Summary: This study demonstrates comparable rates of secondary surgery when comparing traditional ACL reconstruction with hamstring autograft to ACL repair with suture tape augmentation. Therefore, ACL repair with suture tape augmentation should be considered a safe and reliable alternative to ACL reconstruction in cases of acute proximal ACL ruptures.


Anterior cruciate ligament (ACL) graft rupture and contralateral ACL injury following ACL reconstruction are worrying complications for patients. Ipsilateral re-injury rates vary in the literature but have been reported to be as high as 32% in young patients. Additionally, contralateral ACL injuries have been reported to be up to 20% in younger patients and subsequent meniscal surgery following ACL reconstruction has been reported to be up to 10%. The aim of this study was to determine the frequency of secondary surgery following ACL repair with suture tape augmentation in comparison to conventional hamstring ACL reconstructions. We hypothesized that there would be no differences between the two groups.

Between September 2011 and April 2018, 273 patients with an ACL rupture underwent ACL reconstruction using hamstring autograft. In the same timeframe, 137 patients with an acute proximal ACL rupture underwent ACL repair with suture tape augmentation. Inclusion criteria for ACL repair were acute proximal tears with adequate ACL tissue quality. Patients with mid-substance, distal ACL ruptures and retracted ACL remnants were not suitable for ACL repair. Patients who had multiligament injuries or surgery to the anterolateral ligament were excluded from these cohorts. Secondary surgery was identified by contacting the patients by email/telephone and reviewing patient notes at the time of this analysis. Information recorded were basic demographics, ipsilateral graft rupture, contralateral ACL rupture, secondary meniscal surgery and any other further surgery on the ipsilateral or contralateral knee. Mean follow-up was 58.7 months (range, 24-103).

There was 1 patient lost to follow-up in the ACL reconstruction group leaving 272 patients (99.6%) for the final analysis. In the ACL repair group, 3 patients were lost to follow-up leaving 134 patents (97.8%) for the final analysis.
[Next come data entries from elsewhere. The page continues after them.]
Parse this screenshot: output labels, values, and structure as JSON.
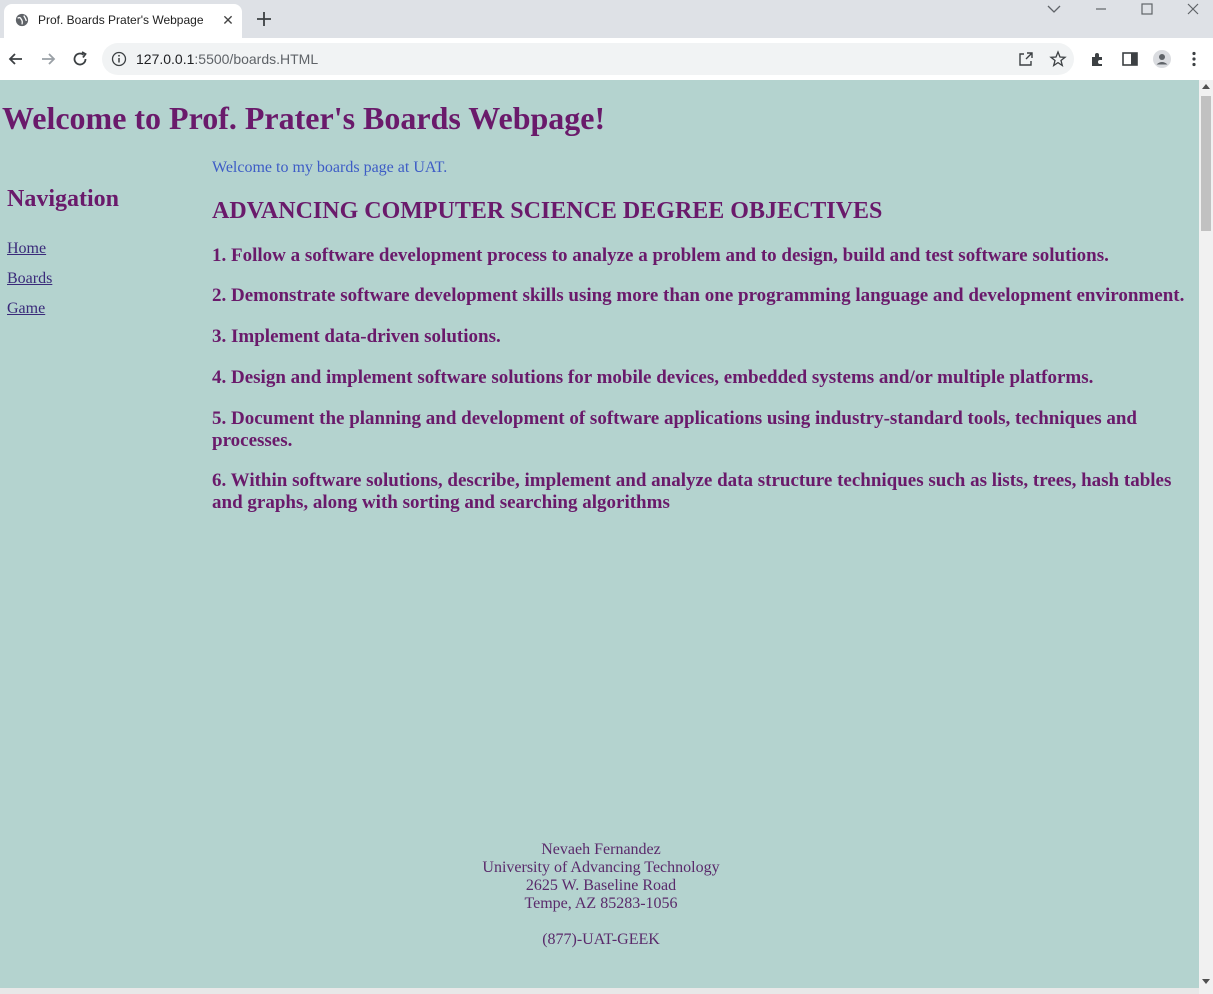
{
  "browser": {
    "tab_title": "Prof. Boards Prater's Webpage",
    "url_host": "127.0.0.1",
    "url_path": ":5500/boards.HTML"
  },
  "page": {
    "heading": "Welcome to Prof. Prater's Boards Webpage!",
    "nav_title": "Navigation",
    "nav_links": [
      "Home",
      "Boards",
      "Game"
    ],
    "intro": "Welcome to my boards page at UAT.",
    "objectives_title": "ADVANCING COMPUTER SCIENCE DEGREE OBJECTIVES",
    "objectives": [
      "1. Follow a software development process to analyze a problem and to design, build and test software solutions.",
      "2. Demonstrate software development skills using more than one programming language and development environment.",
      "3. Implement data-driven solutions.",
      "4. Design and implement software solutions for mobile devices, embedded systems and/or multiple platforms.",
      "5. Document the planning and development of software applications using industry-standard tools, techniques and processes.",
      "6. Within software solutions, describe, implement and analyze data structure techniques such as lists, trees, hash tables and graphs, along with sorting and searching algorithms"
    ],
    "footer": {
      "name": "Nevaeh Fernandez",
      "school": "University of Advancing Technology",
      "street": "2625 W. Baseline Road",
      "city": "Tempe, AZ 85283-1056",
      "phone": "(877)-UAT-GEEK"
    }
  },
  "colors": {
    "page_bg": "#b4d3cf",
    "heading": "#6a1a6b",
    "intro_text": "#3d5cc6"
  }
}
Re-rupture occurred in 32 patients (11.8%) in the ACL reconstruction group compared to 22 patients (16.4%) in the ACL repair group (p=0.194). Contralateral ACL rupture occurred in 4 patients (1.5%) in the ACL reconstruction group compared to 3 patients (2.2%) in the ACL repair group (p=0.224). In the ACL reconstruction group 9 patients (3.3%) required meniscal surgery whilst 5 patients (3.7%) required meniscal surgery in the ACL repair group (p=0.830). There were 7 (2.6%) other operations performed in the ACL reconstruction group compared to 3 other operations (2.2%) in the ACL repair group (p=0.374). The overall number of patients undergoing secondary surgery in the ACL reconstruction group was 52 (19.1%) in comparison to 30 (22.4%) in the ACL repair group (p=0.114).

The results of this study confirm the rates of secondary surgery in patients undergoing ACL reconstruction reported in other studies. Moreover, it demonstrates comparable rates of secondary surgery with ACL repair with suture tape augmentation. Therefore, ACL repair with suture tape augmentation should be considered a safe and reliable alternative to ACL reconstruction in cases of acute proximal ACL ruptures with the added benefits of avoiding graft harvest and retaining the proprioceptive fibers of the native ACL.